- The number of children in foster care declined dramatically (from 10,000 to 3,000 children) due to efforts to keep children safe in their homes and communities and find permanent homes for children who needed them.
- Children who do need placement are increasingly connected with kin, most of whom are licensed and financially supported.
- DCF has developed supports, placements, and services to meet children’s needs including access to a wide range of health and behavioral health services to promote healing and successful development.
- DCF developed capacity to collect, report on and use data to review their performance and assess outcomes; they have implemented robust quality improvement processes.
- New Jersey has developed one of the only statewide Universal Home Visiting programs; and built and sustained 57 Family Success Centers (FSCs), “one-stop shops” that provide wrap-around resources and supports for families to prevent the need for child welfare intervention.
- Through the development of Child Health Units with nurses in every Local Office and enhanced funding for its Children’s System of Care, New Jersey has become a model of successful integration of systems that support children and youth’s well-being.
- New Jersey has also become a national model in the creative use of Mobile Response Stabilization Services (MRSS), and other interventions to assist families and kin caregivers in need of support.
- Due to a focus on prevention of maltreatment, New Jersey now uses family separation as a safety intervention significantly less often than the national average.
Judith Meltzer, the Federal Court Monitor since 2006, stated: “Today is a day to celebrate the accomplishments made by the State of New Jersey. DCF has not only achieved and largely maintained performance that meets the goals and requirements of Charlie v. Nadine H., lawsuit, but, importantly, it continues its deep commitment to being a self-correcting and nimble organization, no longer requiring federal court oversight. With the ending of the federal lawsuit, State leaders in the executive and legislative branches and New Jersey’s community partners and child and family advocates will be key to long term sustainability.”
Meltzer further stated, “New Jersey’s success in reforming its child welfare system could not have been accomplished without the critical role played by Judge Stanley Chesler, Governor Murphy and his predecessors, Plaintiffs, the State legislature, private providers, key advocates, and, most importantly, the many DCF leaders and staff at all levels who helped support and implement changes.”
“The release of the final CSSP report in the Charlie and Nadine H. case marks a new and exciting day forward for the New Jersey Department of Children and Families,” said NJ DCF Commissioner Christine Norbut Beyer. “We’re grateful to everyone who has been a part of our reform journey, but especially the staff of the Department who have embraced and embodied reform over the last two decades to elevate the practice of child welfare in New Jersey and improve outcomes for the children and families we support as a system.

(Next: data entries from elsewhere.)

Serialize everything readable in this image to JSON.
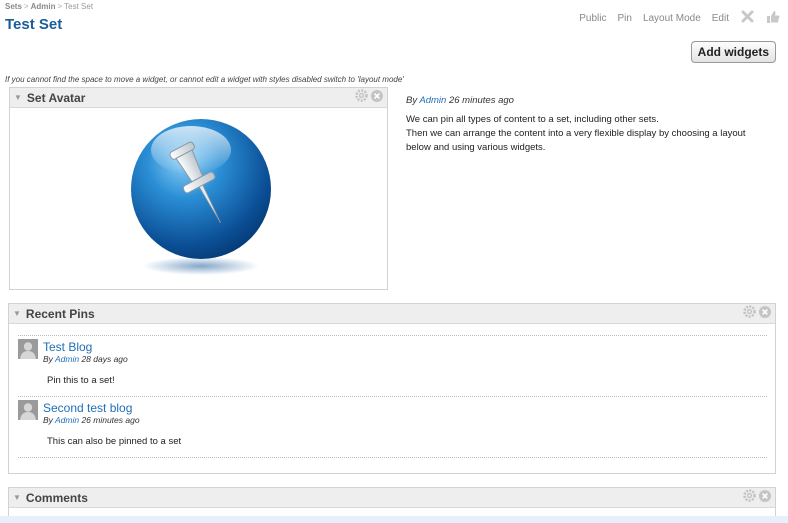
{
  "breadcrumb": {
    "items": [
      "Sets",
      "Admin",
      "Test Set"
    ],
    "separator": ">"
  },
  "page": {
    "title": "Test Set"
  },
  "top_actions": {
    "public": "Public",
    "pin": "Pin",
    "layout_mode": "Layout Mode",
    "edit": "Edit",
    "delete_icon": "close-x-icon",
    "like_icon": "thumbs-up-icon"
  },
  "toolbar": {
    "add_widgets": "Add widgets"
  },
  "layout_hint": "If you cannot find the space to move a widget, or cannot edit a widget with styles disabled switch to 'layout mode'",
  "avatar_widget": {
    "title": "Set Avatar",
    "image_icon": "pushpin-globe-icon"
  },
  "set_info": {
    "by": "By",
    "author": "Admin",
    "time": "26 minutes ago",
    "desc1": "We can pin all types of content to a set, including other sets.",
    "desc2": "Then we can arrange the content into a very flexible display by choosing a layout below and using various widgets."
  },
  "recent_pins": {
    "title": "Recent Pins",
    "items": [
      {
        "title": "Test Blog",
        "by": "By",
        "author": "Admin",
        "time": "28 days ago",
        "text": "Pin this to a set!"
      },
      {
        "title": "Second test blog",
        "by": "By",
        "author": "Admin",
        "time": "26 minutes ago",
        "text": "This can also be pinned to a set"
      }
    ]
  },
  "comments": {
    "title": "Comments"
  },
  "colors": {
    "title_blue": "#1a5d99",
    "link_blue": "#1f6fb7",
    "header_gray": "#eeeeee"
  }
}
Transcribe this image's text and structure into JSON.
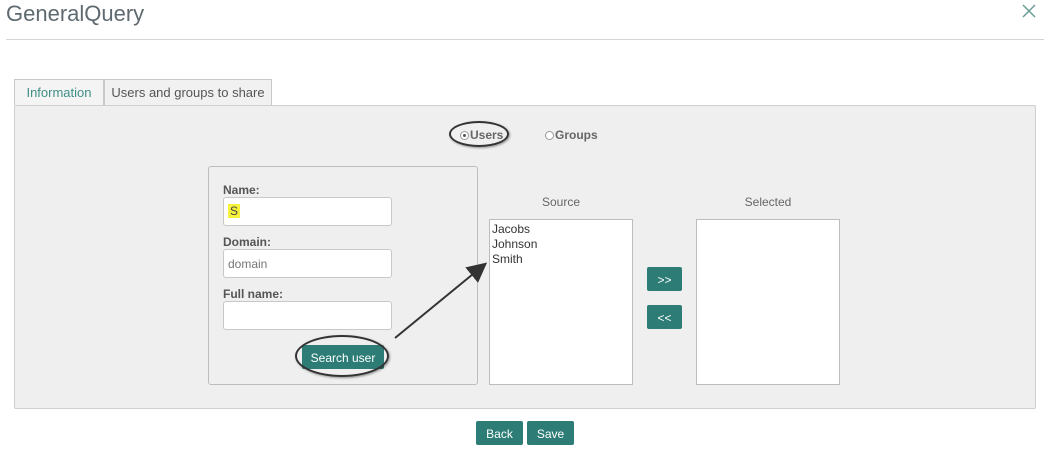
{
  "window": {
    "title": "GeneralQuery"
  },
  "tabs": [
    {
      "label": "Information"
    },
    {
      "label": "Users and groups to share"
    }
  ],
  "mode": {
    "users_label": "Users",
    "groups_label": "Groups",
    "selected": "Users"
  },
  "form": {
    "name_label": "Name:",
    "name_value": "S",
    "domain_label": "Domain:",
    "domain_placeholder": "domain",
    "fullname_label": "Full name:",
    "fullname_value": "",
    "search_button": "Search user"
  },
  "source": {
    "title": "Source",
    "items": [
      "Jacobs",
      "Johnson",
      "Smith"
    ]
  },
  "selected": {
    "title": "Selected",
    "items": []
  },
  "transfer": {
    "add_label": ">>",
    "remove_label": "<<"
  },
  "footer": {
    "back_label": "Back",
    "save_label": "Save"
  },
  "colors": {
    "accent": "#2d7d76",
    "highlight": "#f6f13a",
    "tab_active_text": "#3f8e86"
  }
}
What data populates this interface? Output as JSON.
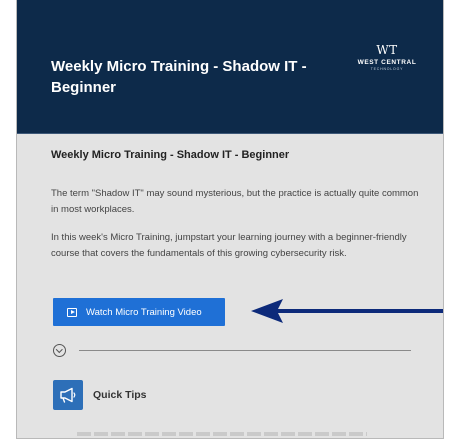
{
  "header": {
    "title": "Weekly Micro Training - Shadow IT - Beginner",
    "logo": {
      "mark": "WT",
      "name": "WEST CENTRAL",
      "sub": "TECHNOLOGY"
    },
    "background": "#0d2a4a"
  },
  "content": {
    "title": "Weekly Micro Training - Shadow IT - Beginner",
    "paragraph_1": "The term \"Shadow IT\" may sound mysterious, but the practice is actually quite common in most workplaces.",
    "paragraph_2": "In this week's Micro Training, jumpstart your learning journey with a beginner-friendly course that covers the fundamentals of this growing cybersecurity risk.",
    "watch_button": {
      "label": "Watch Micro Training Video",
      "icon": "play-icon",
      "color": "#1f70d6"
    },
    "quick_tips": {
      "label": "Quick Tips",
      "icon": "megaphone-icon",
      "color": "#2d6fb8"
    }
  },
  "annotation": {
    "arrow_icon": "arrow-left-icon",
    "color": "#0d2a7a"
  }
}
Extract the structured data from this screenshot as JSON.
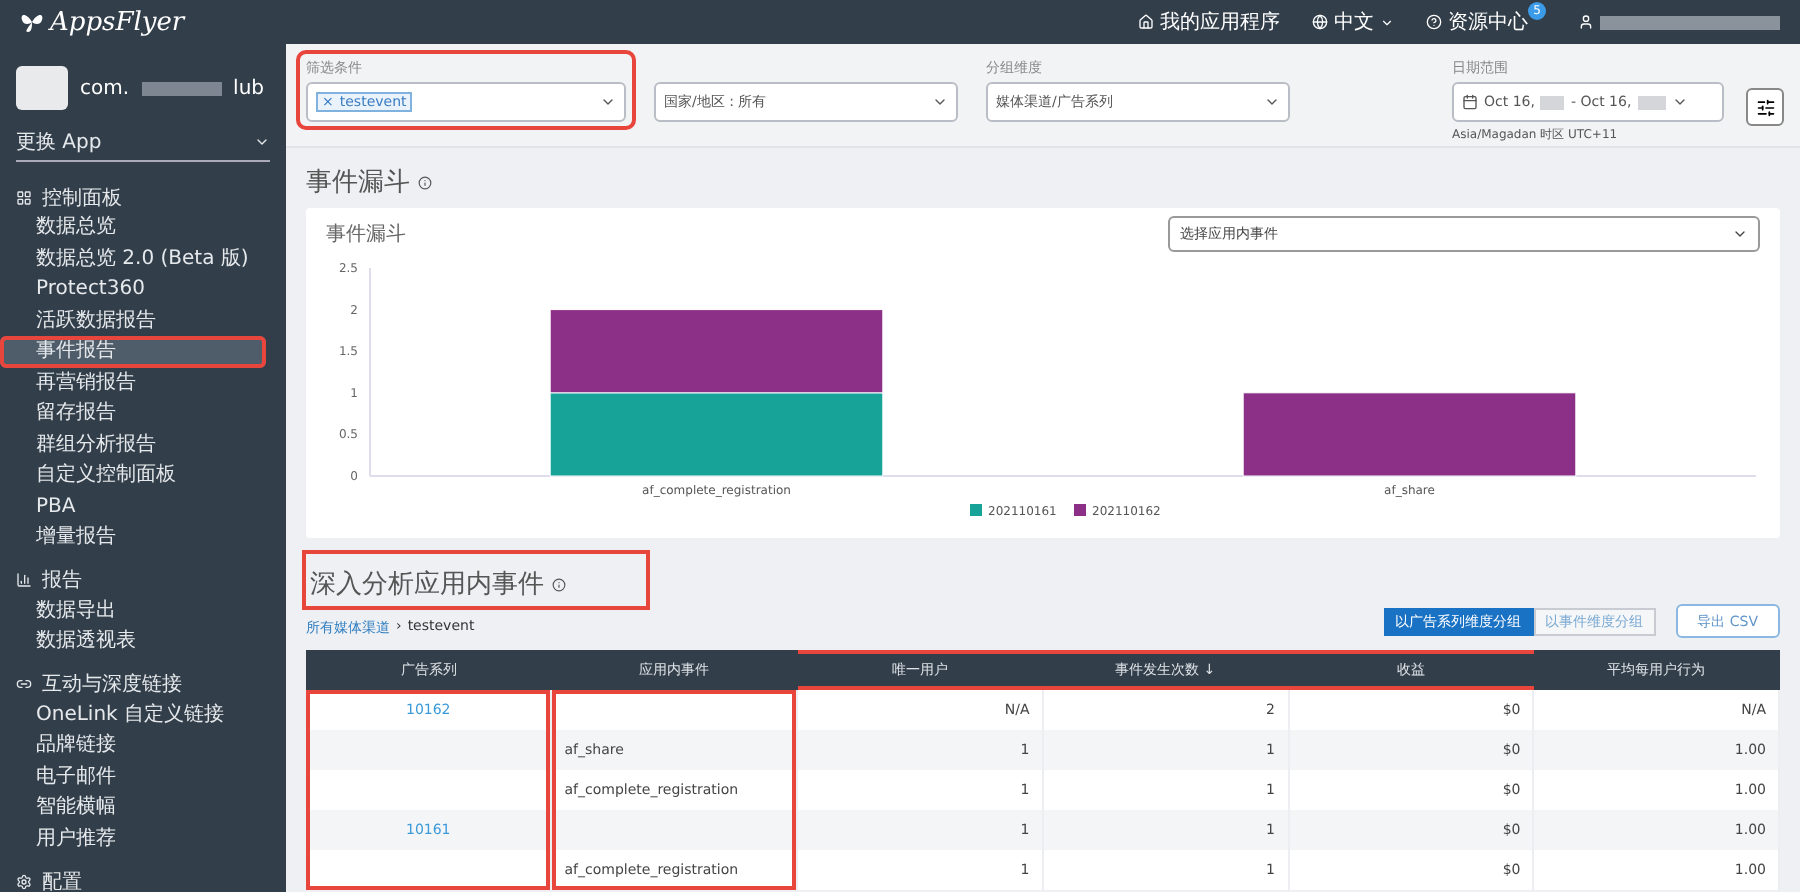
{
  "top_bar": {
    "logo": "AppsFlyer",
    "links": [
      {
        "kind": "home",
        "label": "我的应用程序",
        "dropdown": false
      },
      {
        "kind": "globe",
        "label": "中文",
        "dropdown": true
      },
      {
        "kind": "help",
        "label": "资源中心",
        "dropdown": false,
        "badge": "5"
      }
    ],
    "user": {
      "kind": "user"
    }
  },
  "sidebar": {
    "app_name_start": "com.",
    "app_name_end": "lub",
    "switch_app": "更换 App",
    "groups": [
      {
        "kind": "dashboard",
        "label": "控制面板",
        "items": [
          {
            "label": "数据总览",
            "selected": false,
            "highlighted": false
          },
          {
            "label": "数据总览 2.0 (Beta 版)",
            "selected": false,
            "highlighted": false
          },
          {
            "label": "Protect360",
            "selected": false,
            "highlighted": false
          },
          {
            "label": "活跃数据报告",
            "selected": false,
            "highlighted": false
          },
          {
            "label": "事件报告",
            "selected": true,
            "highlighted": true
          },
          {
            "label": "再营销报告",
            "selected": false,
            "highlighted": false
          },
          {
            "label": "留存报告",
            "selected": false,
            "highlighted": false
          },
          {
            "label": "群组分析报告",
            "selected": false,
            "highlighted": false
          },
          {
            "label": "自定义控制面板",
            "selected": false,
            "highlighted": false
          },
          {
            "label": "PBA",
            "selected": false,
            "highlighted": false
          },
          {
            "label": "增量报告",
            "selected": false,
            "highlighted": false
          }
        ]
      },
      {
        "kind": "report",
        "label": "报告",
        "items": [
          {
            "label": "数据导出",
            "selected": false,
            "highlighted": false
          },
          {
            "label": "数据透视表",
            "selected": false,
            "highlighted": false
          }
        ]
      },
      {
        "kind": "link",
        "label": "互动与深度链接",
        "items": [
          {
            "label": "OneLink 自定义链接",
            "selected": false,
            "highlighted": false
          },
          {
            "label": "品牌链接",
            "selected": false,
            "highlighted": false
          },
          {
            "label": "电子邮件",
            "selected": false,
            "highlighted": false
          },
          {
            "label": "智能横幅",
            "selected": false,
            "highlighted": false
          },
          {
            "label": "用户推荐",
            "selected": false,
            "highlighted": false
          }
        ]
      },
      {
        "kind": "gear",
        "label": "配置"
      }
    ]
  },
  "filters": [
    {
      "kind": "tags",
      "label": "筛选条件",
      "tags": [
        "testevent"
      ],
      "remove": "×",
      "highlighted": true
    },
    {
      "kind": "select",
      "value": "国家/地区 : 所有",
      "highlighted": false
    },
    {
      "kind": "select",
      "label": "分组维度",
      "value": "媒体渠道/广告系列",
      "highlighted": false
    },
    {
      "kind": "date",
      "label": "日期范围",
      "value_start": "Oct 16,",
      "value_end": "- Oct 16,",
      "note": "Asia/Magadan 时区 UTC+11",
      "highlighted": false
    }
  ],
  "funnel": {
    "title": "事件漏斗",
    "card_title": "事件漏斗",
    "event_select": {
      "placeholder": "选择应用内事件"
    },
    "chart_data": {
      "type": "bar",
      "stacked": true,
      "legend": "bottom",
      "categories": [
        "af_complete_registration",
        "af_share"
      ],
      "series": [
        {
          "name": "202110161",
          "color": "#17a398",
          "values": [
            1,
            null
          ]
        },
        {
          "name": "202110162",
          "color": "#8b2f87",
          "values": [
            1,
            1
          ]
        }
      ],
      "ylim": [
        0,
        2.5
      ],
      "yticks": [
        0,
        0.5,
        1,
        1.5,
        2,
        2.5
      ]
    }
  },
  "drilldown": {
    "title": "深入分析应用内事件",
    "title_highlighted": true,
    "breadcrumb": {
      "link": "所有媒体渠道",
      "separator": "›",
      "current": "testevent"
    },
    "group_tabs": [
      {
        "label": "以广告系列维度分组",
        "selected": true
      },
      {
        "label": "以事件维度分组",
        "selected": false
      }
    ],
    "export": "导出 CSV",
    "table": {
      "columns": [
        {
          "label": "广告系列",
          "header_highlighted": false,
          "cells_highlighted": true
        },
        {
          "label": "应用内事件",
          "header_highlighted": false,
          "cells_highlighted": true
        },
        {
          "label": "唯一用户",
          "header_highlighted": true,
          "cells_highlighted": false
        },
        {
          "label": "事件发生次数",
          "sort": "↓",
          "header_highlighted": true,
          "cells_highlighted": false
        },
        {
          "label": "收益",
          "header_highlighted": true,
          "cells_highlighted": false
        },
        {
          "label": "平均每用户行为",
          "header_highlighted": false,
          "cells_highlighted": false
        }
      ],
      "rows": [
        {
          "cells": [
            "10162",
            "",
            "N/A",
            "2",
            "$0",
            "N/A"
          ]
        },
        {
          "cells": [
            "",
            "af_share",
            "1",
            "1",
            "$0",
            "1.00"
          ]
        },
        {
          "cells": [
            "",
            "af_complete_registration",
            "1",
            "1",
            "$0",
            "1.00"
          ]
        },
        {
          "cells": [
            "10161",
            "",
            "1",
            "1",
            "$0",
            "1.00"
          ]
        },
        {
          "cells": [
            "",
            "af_complete_registration",
            "1",
            "1",
            "$0",
            "1.00"
          ]
        }
      ]
    }
  }
}
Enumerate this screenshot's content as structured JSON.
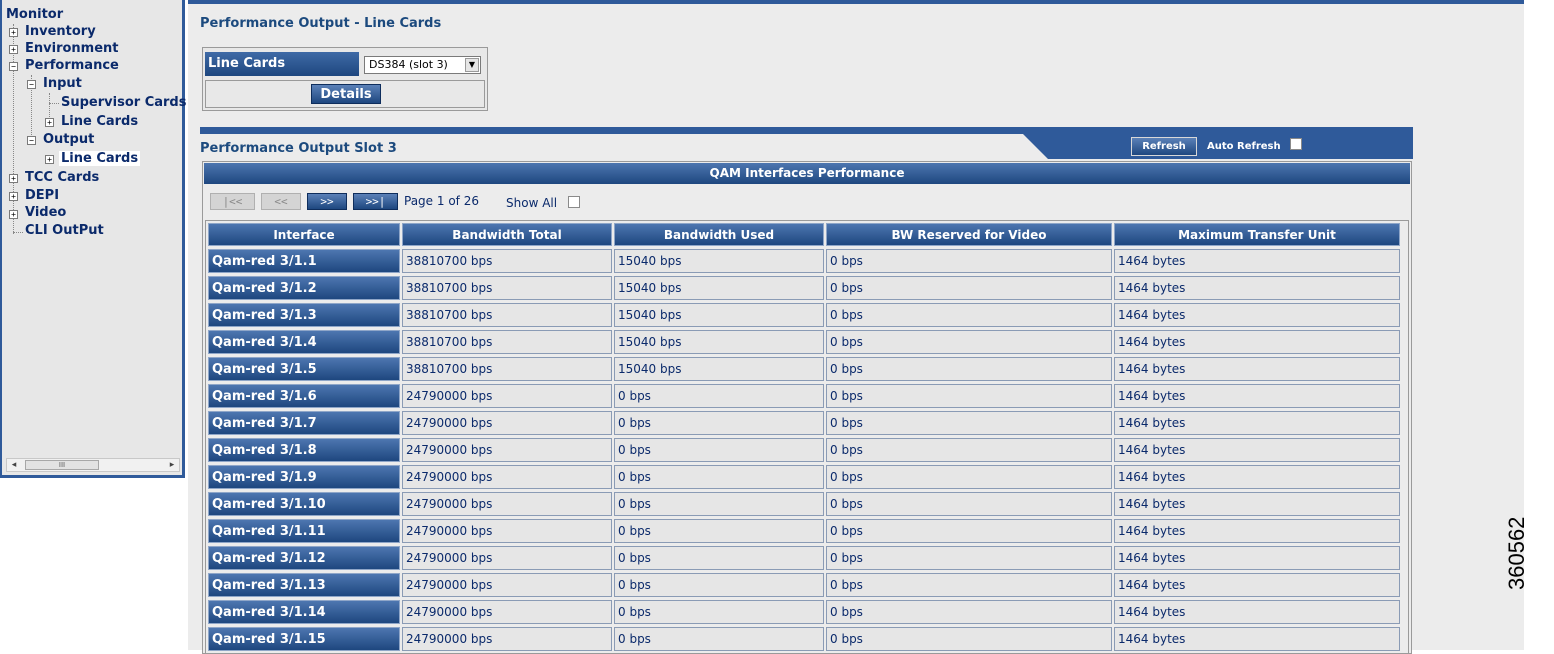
{
  "tree": {
    "root": "Monitor",
    "items": {
      "inventory": "Inventory",
      "environment": "Environment",
      "performance": "Performance",
      "input": "Input",
      "supervisor_cards": "Supervisor Cards",
      "input_line_cards": "Line Cards",
      "output": "Output",
      "output_line_cards": "Line Cards",
      "tcc_cards": "TCC Cards",
      "depi": "DEPI",
      "video": "Video",
      "cli_output": "CLI OutPut"
    },
    "scrollbar_grip": "III"
  },
  "page": {
    "title": "Performance Output - Line Cards"
  },
  "selector": {
    "label": "Line Cards",
    "selected": "DS384 (slot 3)",
    "details_label": "Details"
  },
  "section": {
    "title": "Performance Output Slot 3",
    "refresh_label": "Refresh",
    "auto_refresh_label": "Auto Refresh",
    "auto_refresh_checked": false
  },
  "qam": {
    "header": "QAM Interfaces Performance",
    "pager": {
      "first": "|<<",
      "prev": "<<",
      "next": ">>",
      "last": ">>|"
    },
    "page_info": "Page 1 of 26",
    "show_all_label": "Show All",
    "show_all_checked": false,
    "columns": [
      "Interface",
      "Bandwidth Total",
      "Bandwidth Used",
      "BW Reserved for Video",
      "Maximum Transfer Unit"
    ],
    "rows": [
      [
        "Qam-red 3/1.1",
        "38810700 bps",
        "15040 bps",
        "0 bps",
        "1464 bytes"
      ],
      [
        "Qam-red 3/1.2",
        "38810700 bps",
        "15040 bps",
        "0 bps",
        "1464 bytes"
      ],
      [
        "Qam-red 3/1.3",
        "38810700 bps",
        "15040 bps",
        "0 bps",
        "1464 bytes"
      ],
      [
        "Qam-red 3/1.4",
        "38810700 bps",
        "15040 bps",
        "0 bps",
        "1464 bytes"
      ],
      [
        "Qam-red 3/1.5",
        "38810700 bps",
        "15040 bps",
        "0 bps",
        "1464 bytes"
      ],
      [
        "Qam-red 3/1.6",
        "24790000 bps",
        "0 bps",
        "0 bps",
        "1464 bytes"
      ],
      [
        "Qam-red 3/1.7",
        "24790000 bps",
        "0 bps",
        "0 bps",
        "1464 bytes"
      ],
      [
        "Qam-red 3/1.8",
        "24790000 bps",
        "0 bps",
        "0 bps",
        "1464 bytes"
      ],
      [
        "Qam-red 3/1.9",
        "24790000 bps",
        "0 bps",
        "0 bps",
        "1464 bytes"
      ],
      [
        "Qam-red 3/1.10",
        "24790000 bps",
        "0 bps",
        "0 bps",
        "1464 bytes"
      ],
      [
        "Qam-red 3/1.11",
        "24790000 bps",
        "0 bps",
        "0 bps",
        "1464 bytes"
      ],
      [
        "Qam-red 3/1.12",
        "24790000 bps",
        "0 bps",
        "0 bps",
        "1464 bytes"
      ],
      [
        "Qam-red 3/1.13",
        "24790000 bps",
        "0 bps",
        "0 bps",
        "1464 bytes"
      ],
      [
        "Qam-red 3/1.14",
        "24790000 bps",
        "0 bps",
        "0 bps",
        "1464 bytes"
      ],
      [
        "Qam-red 3/1.15",
        "24790000 bps",
        "0 bps",
        "0 bps",
        "1464 bytes"
      ]
    ]
  },
  "figure_number": "360562"
}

“With today’s final CSSP report, we’re validating the hard work of many individuals over the past 20 years to correct systemic deficiencies, secure needed resources and structural partnerships, to develop our capacity to learn and grow from data, and to become a national leader in the child welfare arena. We’re energized for what comes next, as we continue to follow a transformative agenda to reshape what it means to serve children and families in New Jersey, honoring what we learned along the reform path, but also owning our transformative potential and destiny.”
About CSSP. The Center for the Study of Social Policy (CSSP) works to achieve a racially, economically, and socially just society in which all children, youth, and families thrive. We translate ideas into action, promote public policies grounded in equity, and support strong and inclusive communities. We advocate with and for all children, youth, and families marginalized by public policies and institutional practices. Learn more at www.CSSP.org.